The 737 Max was grounded last year following two fatal crashes and has been undergoing changes to its flight control software in order to gain approval from aviation regulators which Boeing had hoped would be completed by the end of 2019.

The manufacturer is facing a growing compensation bill from airlines who had bought the type but have been unable to use it, often meaning they have had to retain older aircraft or lease aircraft from other airlines.

It is understood to have cost Boeing around $9bn already and a second summer season of added expenses for airlines will push that much higher.

TUI 737 Max 8 G-TUMA at Manchester Airport
TUI 737 Max 8 G-TUMA at Manchester Airport

In the UK the only operators affected are TUI Airways UK and Norwegian who both operate the Boeing 737 Max8 variant.

Low-Cost Carrier Ryanair has a large order for the 737 Max200 variants but none had been delivered at the time of the grounding.

A spokesperson for TUI told us “We are in constant contact with Boeing and the relevant authorities and have prepared for all scenarios. We will ensure that holidays for our guests take place and therefore extend existing leasing contracts for aircraft.”

Boeing halted production of the type in December 2019 to avoid the growing stockpile of undelivered aircraft.
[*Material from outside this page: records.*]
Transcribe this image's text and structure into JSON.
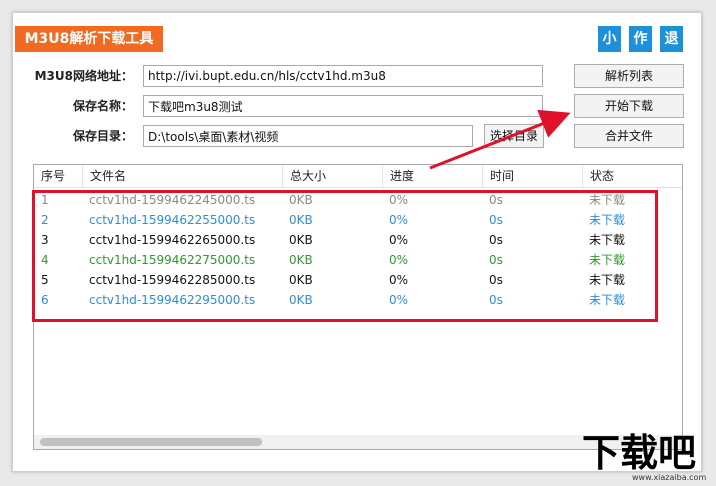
{
  "app": {
    "title": "M3U8解析下载工具"
  },
  "title_buttons": {
    "minimize": "小",
    "author": "作",
    "exit": "退"
  },
  "form": {
    "url_label": "M3U8网络地址：",
    "url_value": "http://ivi.bupt.edu.cn/hls/cctv1hd.m3u8",
    "name_label": "保存名称：",
    "name_value": "下载吧m3u8测试",
    "dir_label": "保存目录：",
    "dir_value": "D:\\tools\\桌面\\素材\\视频"
  },
  "buttons": {
    "parse_list": "解析列表",
    "start_download": "开始下载",
    "choose_dir": "选择目录",
    "merge_files": "合并文件"
  },
  "table": {
    "columns": [
      "序号",
      "文件名",
      "总大小",
      "进度",
      "时间",
      "状态"
    ],
    "rows": [
      {
        "num": "1",
        "file": "cctv1hd-1599462245000.ts",
        "size": "0KB",
        "progress": "0%",
        "time": "0s",
        "status": "未下载",
        "color": "#8a8a8a"
      },
      {
        "num": "2",
        "file": "cctv1hd-1599462255000.ts",
        "size": "0KB",
        "progress": "0%",
        "time": "0s",
        "status": "未下载",
        "color": "#2b8ed8"
      },
      {
        "num": "3",
        "file": "cctv1hd-1599462265000.ts",
        "size": "0KB",
        "progress": "0%",
        "time": "0s",
        "status": "未下载",
        "color": "#111111"
      },
      {
        "num": "4",
        "file": "cctv1hd-1599462275000.ts",
        "size": "0KB",
        "progress": "0%",
        "time": "0s",
        "status": "未下载",
        "color": "#2e9a2e"
      },
      {
        "num": "5",
        "file": "cctv1hd-1599462285000.ts",
        "size": "0KB",
        "progress": "0%",
        "time": "0s",
        "status": "未下载",
        "color": "#111111"
      },
      {
        "num": "6",
        "file": "cctv1hd-1599462295000.ts",
        "size": "0KB",
        "progress": "0%",
        "time": "0s",
        "status": "未下载",
        "color": "#2b8ed8"
      }
    ]
  },
  "colors": {
    "title_badge": "#f26a21",
    "title_buttons": "#1e90d9",
    "highlight": "#e0112b"
  },
  "watermark": {
    "text": "下载吧",
    "url": "www.xiazaiba.com"
  }
}
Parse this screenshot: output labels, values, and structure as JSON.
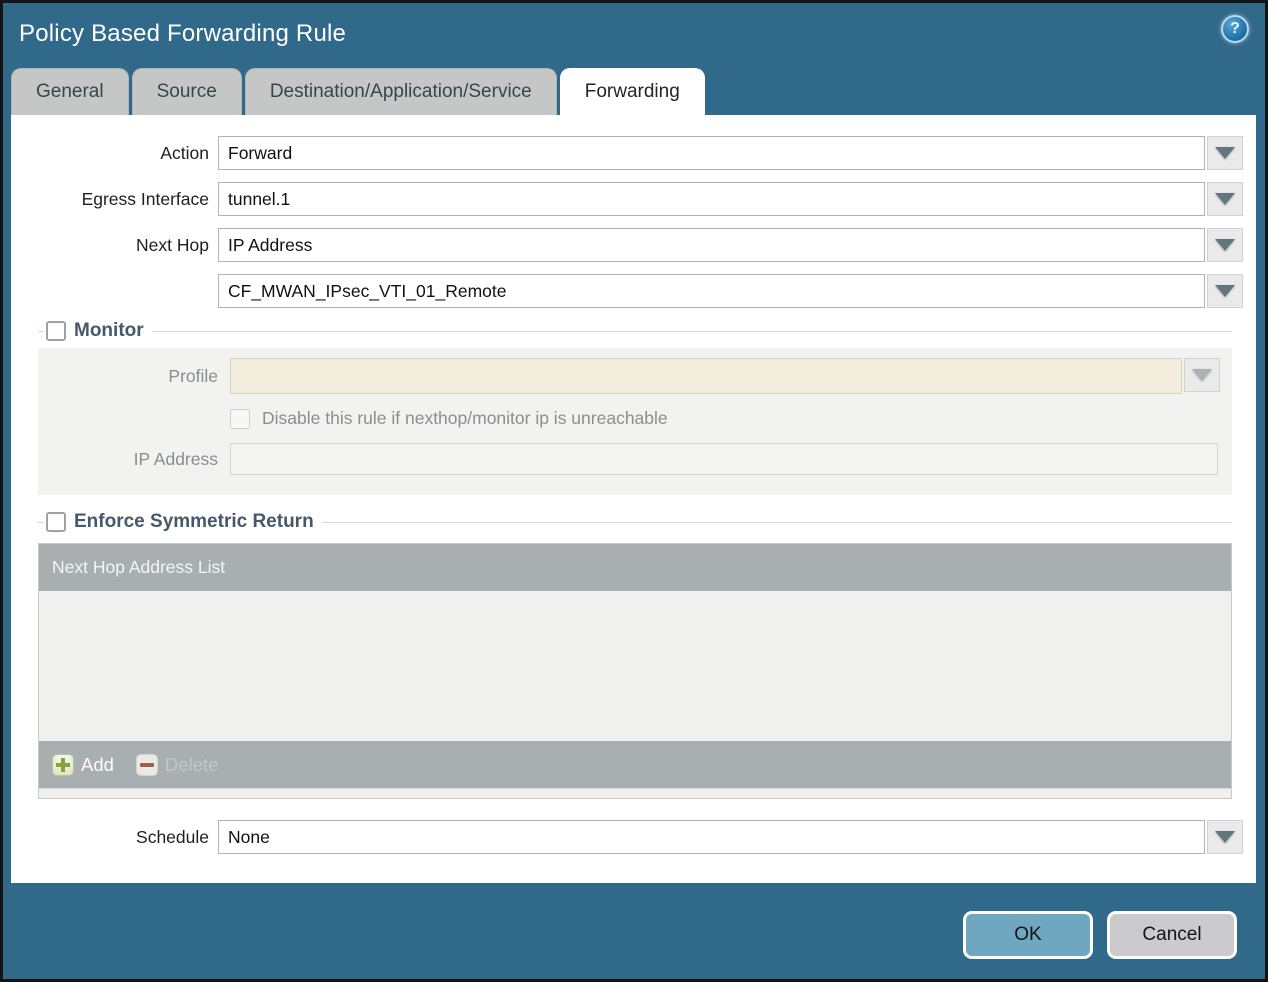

Boeing’s share price fell by 5% on the news of the further delay with the latest set of financial results, the first under new CEO David Calhoun, due next week.

About Nick Harding 1960 Articles
Nick is the senior reporter and editor at UK Aviation News as well as working freelance elsewhere. He has his finger firmly on the pulse on Aviation, not only in the UK but worldwide. Nick has been asked to speak in a professional capacity on LBC, Heart and other broadcast networks.